> Your objective:
Return the lines below that carry the word "reflected".

> Material for this task:

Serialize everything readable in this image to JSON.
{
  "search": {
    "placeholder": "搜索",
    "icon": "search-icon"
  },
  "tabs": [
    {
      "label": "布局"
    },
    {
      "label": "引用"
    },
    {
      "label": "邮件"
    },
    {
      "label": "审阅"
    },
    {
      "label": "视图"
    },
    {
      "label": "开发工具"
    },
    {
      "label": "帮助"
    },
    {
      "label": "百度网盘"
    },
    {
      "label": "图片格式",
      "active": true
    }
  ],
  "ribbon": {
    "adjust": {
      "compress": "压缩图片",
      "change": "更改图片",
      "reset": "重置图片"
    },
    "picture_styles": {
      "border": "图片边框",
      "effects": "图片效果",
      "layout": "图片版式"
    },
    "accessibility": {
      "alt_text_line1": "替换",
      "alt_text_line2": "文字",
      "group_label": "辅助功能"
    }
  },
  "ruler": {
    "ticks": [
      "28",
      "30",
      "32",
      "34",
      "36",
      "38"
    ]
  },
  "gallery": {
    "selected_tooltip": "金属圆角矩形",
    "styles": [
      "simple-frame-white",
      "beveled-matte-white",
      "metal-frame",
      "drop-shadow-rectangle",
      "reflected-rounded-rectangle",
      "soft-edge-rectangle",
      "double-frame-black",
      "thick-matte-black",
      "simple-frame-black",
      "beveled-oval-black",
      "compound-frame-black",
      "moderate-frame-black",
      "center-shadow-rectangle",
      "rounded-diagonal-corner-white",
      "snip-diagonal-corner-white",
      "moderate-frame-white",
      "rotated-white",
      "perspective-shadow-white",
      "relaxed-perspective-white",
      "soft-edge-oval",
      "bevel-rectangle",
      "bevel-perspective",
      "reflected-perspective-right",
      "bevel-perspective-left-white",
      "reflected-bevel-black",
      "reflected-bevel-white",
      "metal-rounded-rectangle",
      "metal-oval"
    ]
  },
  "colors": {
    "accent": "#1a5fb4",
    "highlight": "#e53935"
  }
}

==

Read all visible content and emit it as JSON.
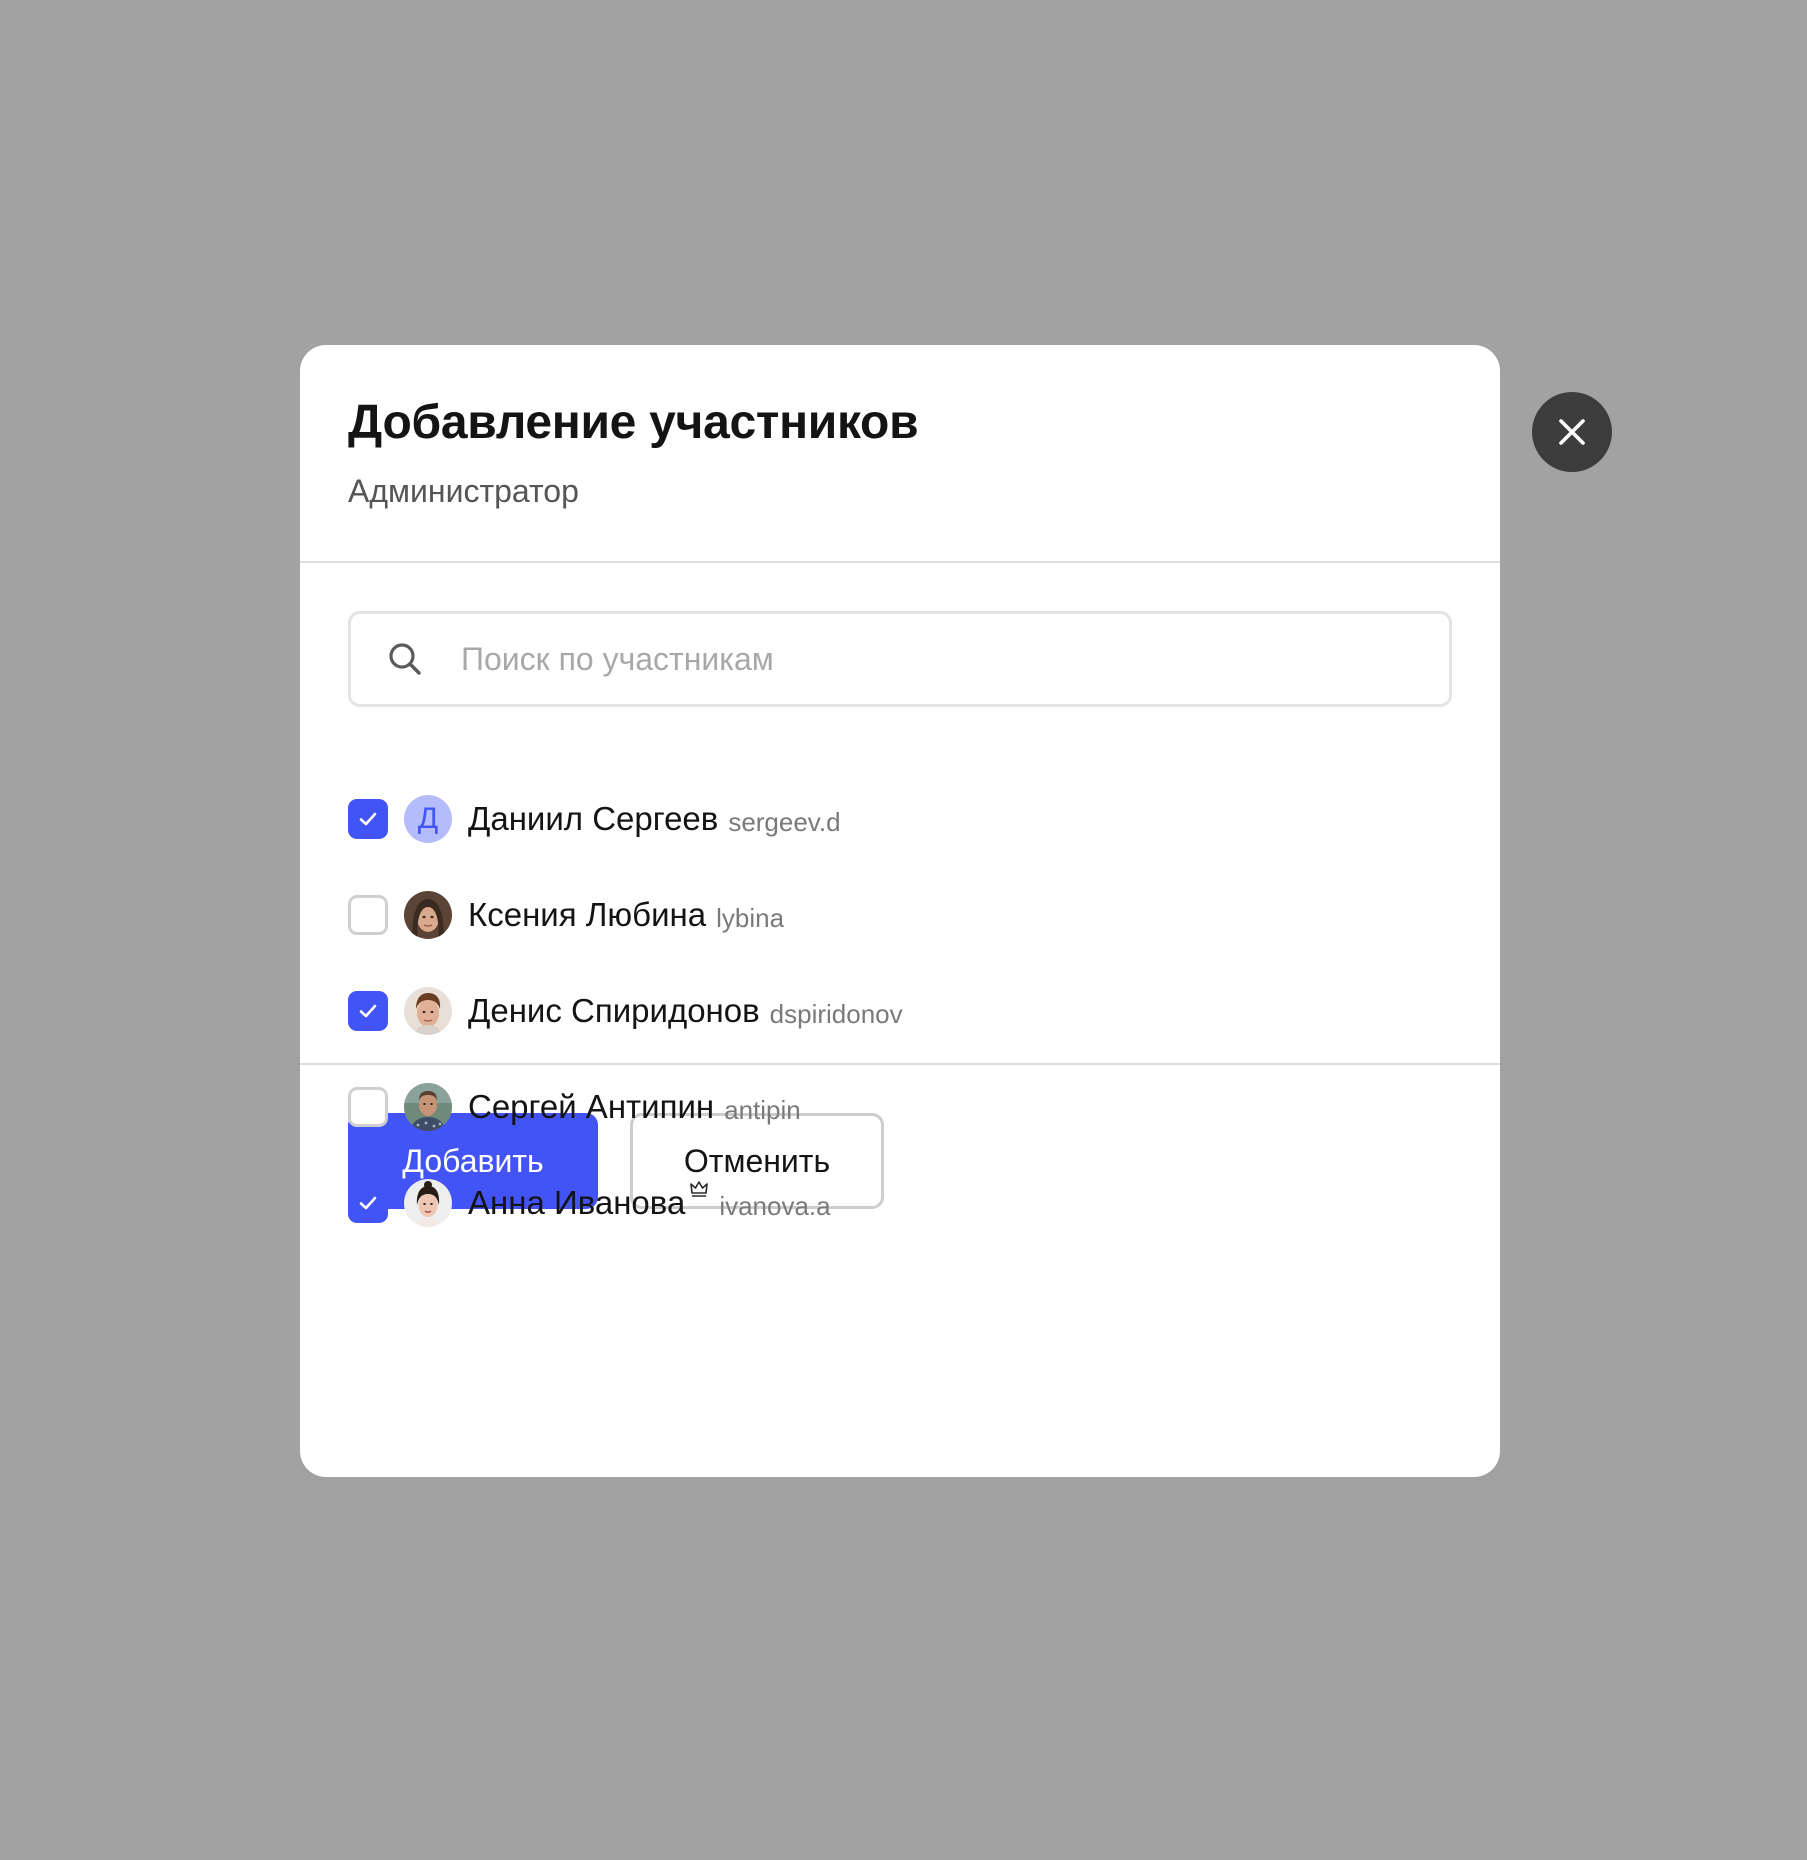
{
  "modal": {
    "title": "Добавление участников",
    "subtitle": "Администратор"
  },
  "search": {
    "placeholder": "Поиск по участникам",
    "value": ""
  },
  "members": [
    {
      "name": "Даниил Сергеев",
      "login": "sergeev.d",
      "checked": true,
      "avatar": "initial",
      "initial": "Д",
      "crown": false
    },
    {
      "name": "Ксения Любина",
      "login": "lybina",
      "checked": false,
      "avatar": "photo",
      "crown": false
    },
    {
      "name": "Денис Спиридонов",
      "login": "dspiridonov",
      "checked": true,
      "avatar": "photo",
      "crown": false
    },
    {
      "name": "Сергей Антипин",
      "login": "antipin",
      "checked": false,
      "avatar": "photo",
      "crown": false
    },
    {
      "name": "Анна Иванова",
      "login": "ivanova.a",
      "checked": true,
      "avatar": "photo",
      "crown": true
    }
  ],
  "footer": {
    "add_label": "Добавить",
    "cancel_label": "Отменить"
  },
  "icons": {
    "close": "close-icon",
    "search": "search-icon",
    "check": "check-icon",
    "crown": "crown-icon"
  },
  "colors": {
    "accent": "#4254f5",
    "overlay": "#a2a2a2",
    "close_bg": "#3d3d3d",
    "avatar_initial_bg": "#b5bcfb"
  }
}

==

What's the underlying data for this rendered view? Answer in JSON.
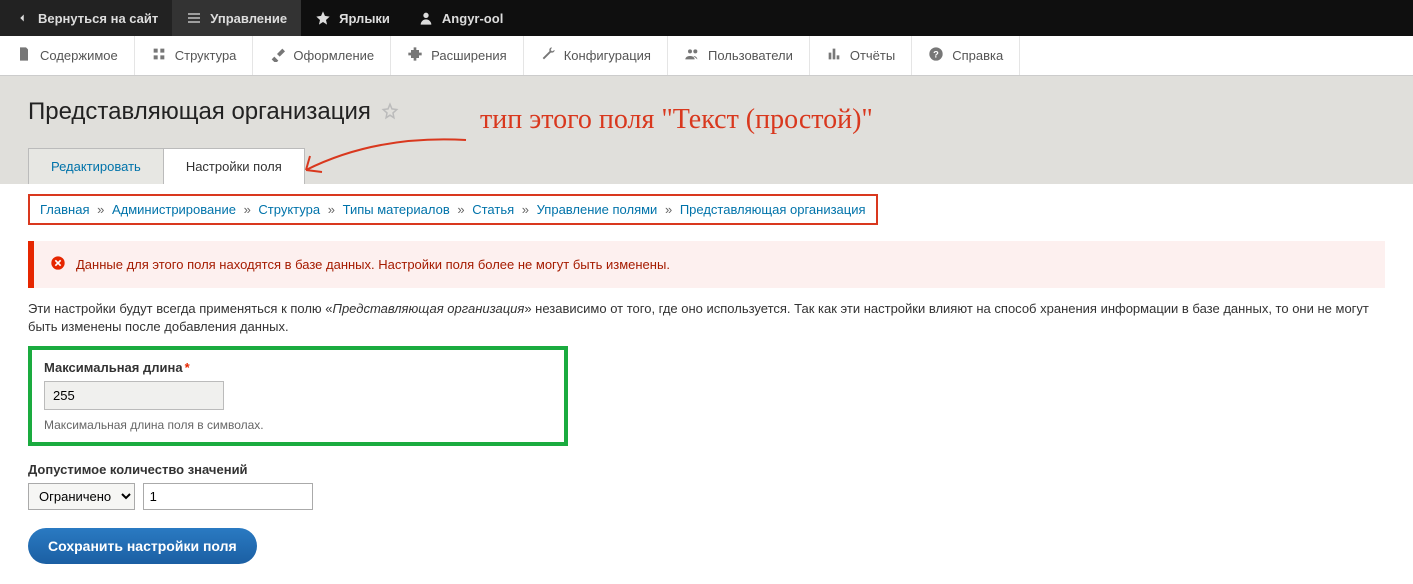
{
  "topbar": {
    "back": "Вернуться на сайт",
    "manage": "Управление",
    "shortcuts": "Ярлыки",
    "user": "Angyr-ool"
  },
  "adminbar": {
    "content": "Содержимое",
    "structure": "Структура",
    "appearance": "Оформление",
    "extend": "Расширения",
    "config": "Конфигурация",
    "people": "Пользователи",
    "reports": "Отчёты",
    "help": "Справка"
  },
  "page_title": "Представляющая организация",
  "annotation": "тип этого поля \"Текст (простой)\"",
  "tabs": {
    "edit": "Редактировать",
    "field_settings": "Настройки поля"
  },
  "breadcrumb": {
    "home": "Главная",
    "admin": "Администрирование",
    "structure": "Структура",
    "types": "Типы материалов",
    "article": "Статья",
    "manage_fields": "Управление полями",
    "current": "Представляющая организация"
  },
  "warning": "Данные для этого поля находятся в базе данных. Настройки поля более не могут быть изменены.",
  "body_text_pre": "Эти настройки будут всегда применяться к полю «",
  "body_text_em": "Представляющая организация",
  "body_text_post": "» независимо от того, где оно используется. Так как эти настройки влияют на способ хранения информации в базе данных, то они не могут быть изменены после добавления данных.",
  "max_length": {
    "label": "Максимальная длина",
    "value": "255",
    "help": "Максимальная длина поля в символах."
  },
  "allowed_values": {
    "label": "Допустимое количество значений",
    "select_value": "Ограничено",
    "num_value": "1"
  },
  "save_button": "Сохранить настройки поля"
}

> Reply:
      "reflected-rounded-rectangle",
      "reflected-perspective-right",
      "reflected-bevel-black",
      "reflected-bevel-white",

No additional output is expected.